I was privileged to have dinner with David Wolverton/Farland http://www.davidfarland.net/ attend one of his workshops, and exchange email. He carried a special seat-back with him because his hip and back troubles him if he stands too long or sits in an uncomfortable chair. Far from dwelling on his discomfort, he joked about his family line at dinner and radiated a positive attitude. He holds the World Record for the longest book signing.
What struck me most about him was his extensive knowledge on all things bookish. He not only studied the how-to of writing, but also why people bother to read in the first place. Our everyday stress can be hard to deal with, but when we immerse ourselves in a good book, we’re suddenly running for our lives while battling a dragon to save all of mankind. If you doubt the impact of these stories on us, then stop and take your pulse the next time you’re reading the climax of a real nail-biter. To combat this stress, David says, “there are several chemicals that your body pumps out as rewards when you're reading—serotonin, dopamine, adrenaline, and cortisol.”

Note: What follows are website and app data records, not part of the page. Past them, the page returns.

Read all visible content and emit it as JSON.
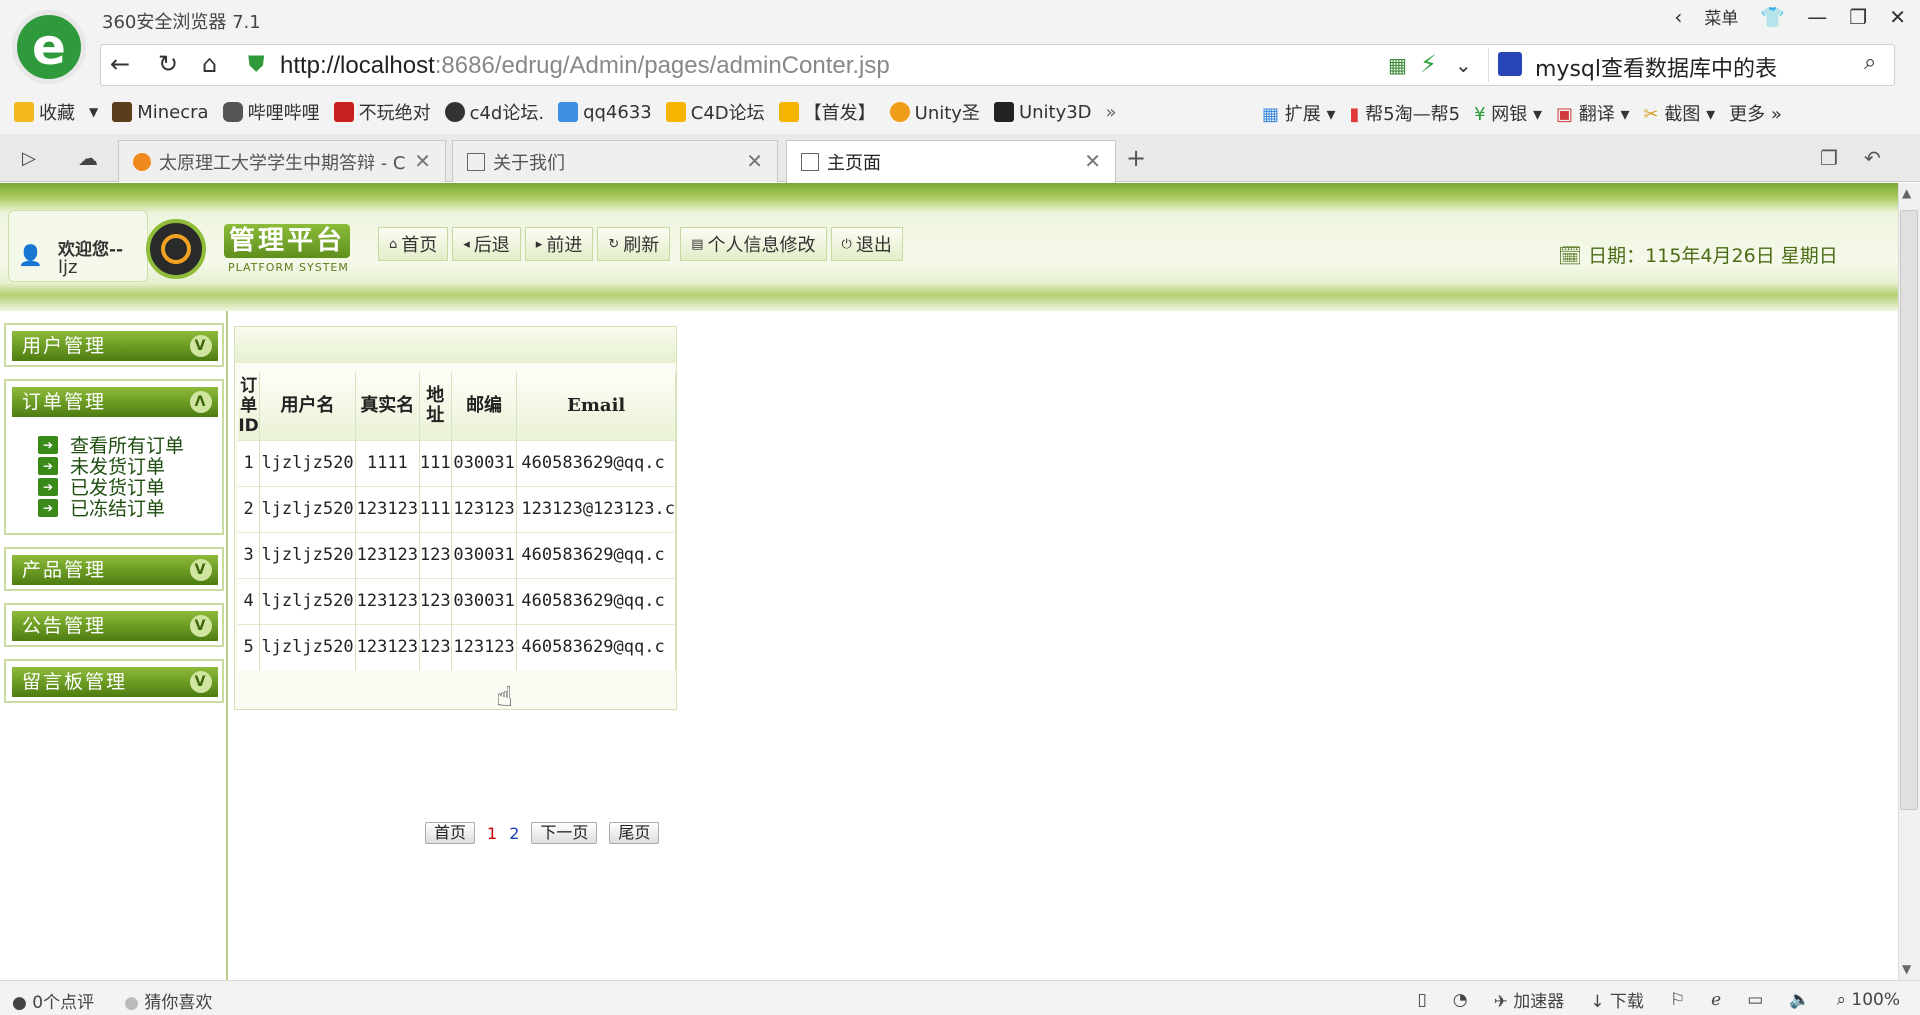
{
  "browser": {
    "app_title": "360安全浏览器 7.1",
    "menu_label": "菜单",
    "url_host": "http://localhost",
    "url_rest": ":8686/edrug/Admin/pages/adminConter.jsp",
    "search_text": "mysql查看数据库中的表"
  },
  "bookmarks": [
    "收藏",
    "Minecra",
    "哔哩哔哩",
    "不玩绝对",
    "c4d论坛.",
    "qq4633",
    "C4D论坛",
    "【首发】",
    "Unity圣",
    "Unity3D"
  ],
  "bookmarks_right": [
    "扩展",
    "帮5淘—帮5",
    "网银",
    "翻译",
    "截图",
    "更多"
  ],
  "tabs": [
    {
      "label": "太原理工大学学生中期答辩 - C"
    },
    {
      "label": "关于我们"
    },
    {
      "label": "主页面"
    }
  ],
  "header": {
    "welcome": "欢迎您--",
    "user": "ljz",
    "brand": "管理平台",
    "brand_sub": "PLATFORM SYSTEM",
    "date": "日期：115年4月26日 星期日"
  },
  "nav": [
    "首页",
    "后退",
    "前进",
    "刷新",
    "个人信息修改",
    "退出"
  ],
  "sidebar": {
    "user_mgmt": "用户管理",
    "order_mgmt": "订单管理",
    "order_items": [
      "查看所有订单",
      "未发货订单",
      "已发货订单",
      "已冻结订单"
    ],
    "product_mgmt": "产品管理",
    "notice_mgmt": "公告管理",
    "board_mgmt": "留言板管理",
    "collapsed_icon": "V",
    "expanded_icon": "Λ"
  },
  "table": {
    "headers": [
      "订单ID",
      "用户名",
      "真实名",
      "地址",
      "邮编",
      "Email"
    ],
    "rows": [
      [
        "1",
        "ljzljz520",
        "1111",
        "111",
        "030031",
        "460583629@qq.c"
      ],
      [
        "2",
        "ljzljz520",
        "123123",
        "111",
        "123123",
        "123123@123123.c"
      ],
      [
        "3",
        "ljzljz520",
        "123123",
        "123",
        "030031",
        "460583629@qq.c"
      ],
      [
        "4",
        "ljzljz520",
        "123123",
        "123",
        "030031",
        "460583629@qq.c"
      ],
      [
        "5",
        "ljzljz520",
        "123123",
        "123",
        "123123",
        "460583629@qq.c"
      ]
    ]
  },
  "pager": {
    "first": "首页",
    "p1": "1",
    "p2": "2",
    "next": "下一页",
    "last": "尾页"
  },
  "status": {
    "left1": "0个点评",
    "left2": "猜你喜欢",
    "accel": "加速器",
    "download": "下载",
    "zoom": "100%"
  }
}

What’s more, once we close the book and get back to our daily lives, the stresses we have don’t seem like such a big deal. After all, I may have to battle weeds/traffic/carpools that day, but the human race won’t be snuffed out if I arrive a few minutes behind schedule. In short, books make us feel better and lessen the effect that our daily stress has on our bodies.
David considers it one of the “great tragedies of American writing history when they dismissed the form.” When people pick up a novel, they expect a certain experience. They hope to follow the hero as he/she battles against whatever obstacle stands in the way and—just when all hope seems lost—pulls off some amazing way to save the day/redeem the book. He jokes that writing a romance novel where the hero doesn’t get the girl at the end is a sure way to have a short writing career.

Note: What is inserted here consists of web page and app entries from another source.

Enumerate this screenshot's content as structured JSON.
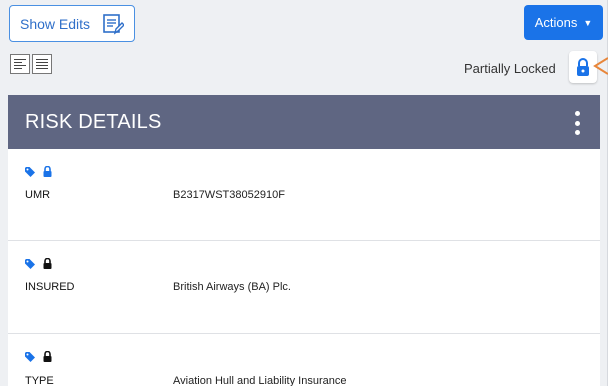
{
  "toolbar": {
    "show_edits_label": "Show Edits",
    "actions_label": "Actions",
    "lock_status": "Partially Locked"
  },
  "panel": {
    "title": "RISK DETAILS",
    "rows": [
      {
        "key": "UMR",
        "value": "B2317WST38052910F",
        "lock_color": "#1a73e8"
      },
      {
        "key": "INSURED",
        "value": "British Airways (BA) Plc.",
        "lock_color": "#111111"
      },
      {
        "key": "TYPE",
        "value": "Aviation Hull and Liability Insurance",
        "lock_color": "#111111"
      }
    ]
  },
  "colors": {
    "accent": "#1a73e8",
    "header": "#5f6682",
    "tag_icon": "#1a73e8",
    "indicator": "#e8863a"
  }
}
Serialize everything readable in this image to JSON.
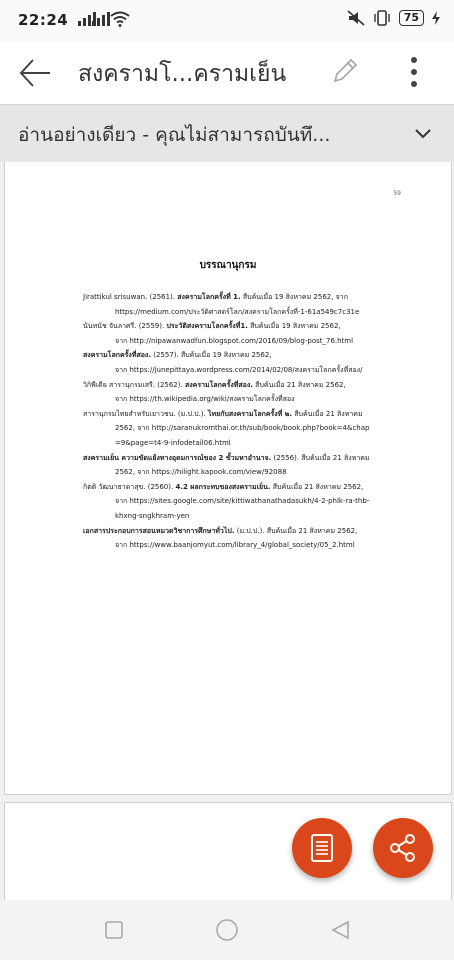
{
  "status": {
    "time": "22:24",
    "battery": "75"
  },
  "appbar": {
    "title": "สงครามโ...ครามเย็น",
    "icons": [
      "back-arrow-icon",
      "pencil-icon",
      "more-vert-icon"
    ]
  },
  "banner": {
    "text": "อ่านอย่างเดียว - คุณไม่สามารถบันทึ...",
    "icon": "chevron-down-icon"
  },
  "document": {
    "page_number": "59",
    "heading": "บรรณานุกรม",
    "refs": [
      {
        "pre": "Jirattikul srisuwan.  (2561).  ",
        "bold": "สงครามโลกครั้งที่ 1.",
        "post": " สืบค้นเมื่อ 19 สิงหาคม 2562,  จาก",
        "line2": "https://medium.com/ประวัติศาสตร์โลก/สงครามโลกครั้งที่-1-61a549c7c31e"
      },
      {
        "pre": "นันทนัช จันลาศรี.  (2559).  ",
        "bold": "ประวัติสงครามโลกครั้งที่1.",
        "post": " สืบค้นเมื่อ 19 สิงหาคม 2562,",
        "line2": "จาก http://nipawanwadfun.blogspot.com/2016/09/blog-post_76.html"
      },
      {
        "pre": "",
        "bold": "สงครามโลกครั้งที่สอง.",
        "post": "  (2557). สืบค้นเมื่อ 19 สิงหาคม 2562,",
        "line2": "จาก https://junepittaya.wordpress.com/2014/02/08/สงครามโลกครั้งที่สอง/"
      },
      {
        "pre": "วิกิพีเดีย สารานุกรมเสรี.  (2562).  ",
        "bold": "สงครามโลกครั้งที่สอง.",
        "post": " สืบค้นเมื่อ 21 สิงหาคม 2562,",
        "line2": "จาก https://th.wikipedia.org/wiki/สงครามโลกครั้งที่สอง"
      },
      {
        "pre": "สารานุกรมไทยสำหรับเยาวชน.  (ม.ป.ป.).  ",
        "bold": "ไทยกับสงครามโลกครั้งที่ ๒.",
        "post": " สืบค้นเมื่อ 21 สิงหาคม",
        "line2": "2562,  จาก http://saranukromthai.or.th/sub/book/book.php?book=4&chap",
        "line3": "=9&page=t4-9-infodetail06.html"
      },
      {
        "pre": "",
        "bold": "สงครามเย็น ความขัดแย้งทางอุดมการณ์ของ 2 ขั้วมหาอำนาจ.",
        "post": "  (2556). สืบค้นเมื่อ 21 สิงหาคม",
        "line2": "2562,  จาก https://hilight.kapook.com/view/92088"
      },
      {
        "pre": "กิตติ วัฒนาธาดาสุข.  (2560).  ",
        "bold": "4.2 ผลกระทบของสงครามเย็น.",
        "post": " สืบค้นเมื่อ 21 สิงหาคม 2562,",
        "line2": "จาก https://sites.google.com/site/kittiwathanathadasukh/4-2-phlk-ra-thb-",
        "line3": "khxng-sngkhram-yen"
      },
      {
        "pre": "",
        "bold": "เอกสารประกอบการสอนหมวดวิชาการศึกษาทั่วไป.",
        "post": "  (ม.ป.ป.). สืบค้นเมื่อ 21 สิงหาคม 2562,",
        "line2": "จาก https://www.baanjomyut.com/library_4/global_society/05_2.html"
      }
    ]
  },
  "fabs": [
    "document-icon",
    "share-icon"
  ],
  "navbar": [
    "recent-apps-icon",
    "home-icon",
    "back-triangle-icon"
  ]
}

He dismisses the belief that “literary fiction” is superior to form writing, which many critics dismiss as “form fiction trash.” His goal is to “write form fiction, but to write it more beautiful than anyone else.” Bestselling novels and movies take us to another time and place. They provide escape. They also have a huge potential audience. “If we write only for ourselves, then we are the only audience for this novel.” It was no accident that James Cameron had storylines in Titanic that covered the seven major markets; he wanted to reach out to as many people as he could.
One of the most touching moments at the Whitney Awards Gala, was when Dan Wells (http://www.fearfulsymmetry.net/ a former student of David’s) asked for anyone whose life had been influenced by David’s teaching to stand. Almost every person in the room stood up. He was humble and gracious as he accepted the Lifetime Acheivement Award, and he teased that he hoped getting the lifetime award didn’t mean that he’d have to stop writing.

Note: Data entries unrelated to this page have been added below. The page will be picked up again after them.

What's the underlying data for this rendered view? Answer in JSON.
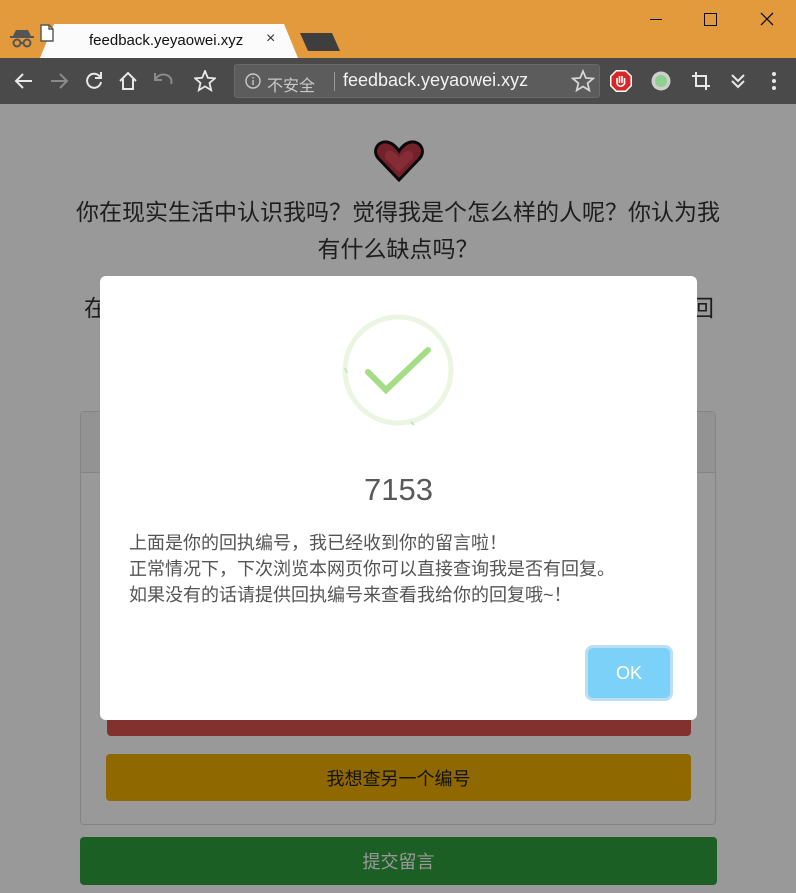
{
  "browser": {
    "tab_title": "feedback.yeyaowei.xyz",
    "tab_close": "×",
    "security_label": "不安全",
    "url": "feedback.yeyaowei.xyz"
  },
  "page": {
    "question": "你在现实生活中认识我吗？觉得我是个怎么样的人呢？你认为我有什么缺点吗？",
    "partial_left": "在",
    "partial_right": "回",
    "lookup_button": "我想查另一个编号",
    "submit_button": "提交留言"
  },
  "modal": {
    "receipt_number": "7153",
    "message_lines": [
      "上面是你的回执编号，我已经收到你的留言啦！",
      "正常情况下，下次浏览本网页你可以直接查询我是否有回复。",
      "如果没有的话请提供回执编号来查看我给你的回复哦~！"
    ],
    "ok_label": "OK"
  },
  "colors": {
    "titlebar": "#e39a3c",
    "toolbar": "#4a4a4a",
    "success_green": "#a5dc86",
    "ok_button": "#7cd1f9",
    "lookup_button": "#f0ad00",
    "submit_button": "#2d9e3e"
  },
  "icons": [
    "incognito-icon",
    "document-icon",
    "back-icon",
    "forward-icon",
    "reload-icon",
    "home-icon",
    "undo-icon",
    "star-icon",
    "info-icon",
    "adblock-icon",
    "extension-icon",
    "crop-icon",
    "chevrons-down-icon",
    "more-icon",
    "heart-icon",
    "success-checkmark-icon"
  ]
}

David said, “I'd like to emphasize that when a reader finishes a great novel, he will immediately begin looking for another. If someone loves your book, it increases the chance that he or she will look at mine. So there is no competition between writers. Another writer's success helps build a larger readership for all of us."
I think that statement sums up his generous character.
I need to say a special Thank You to David Wolverton/Farland for helping to shape this blog post via conversation and email. Here are links to some of his amazing books:
http://www.inthecompanyofangels.net/ - Won the 2009 Whitney Award for Best Novel of the Year
http://www.goodreads.com/book/show/2956822.Wyrmling_Horde_The_The_Seventh_Book_of_the_Runelords - One of the latest in an awesome fantasy series.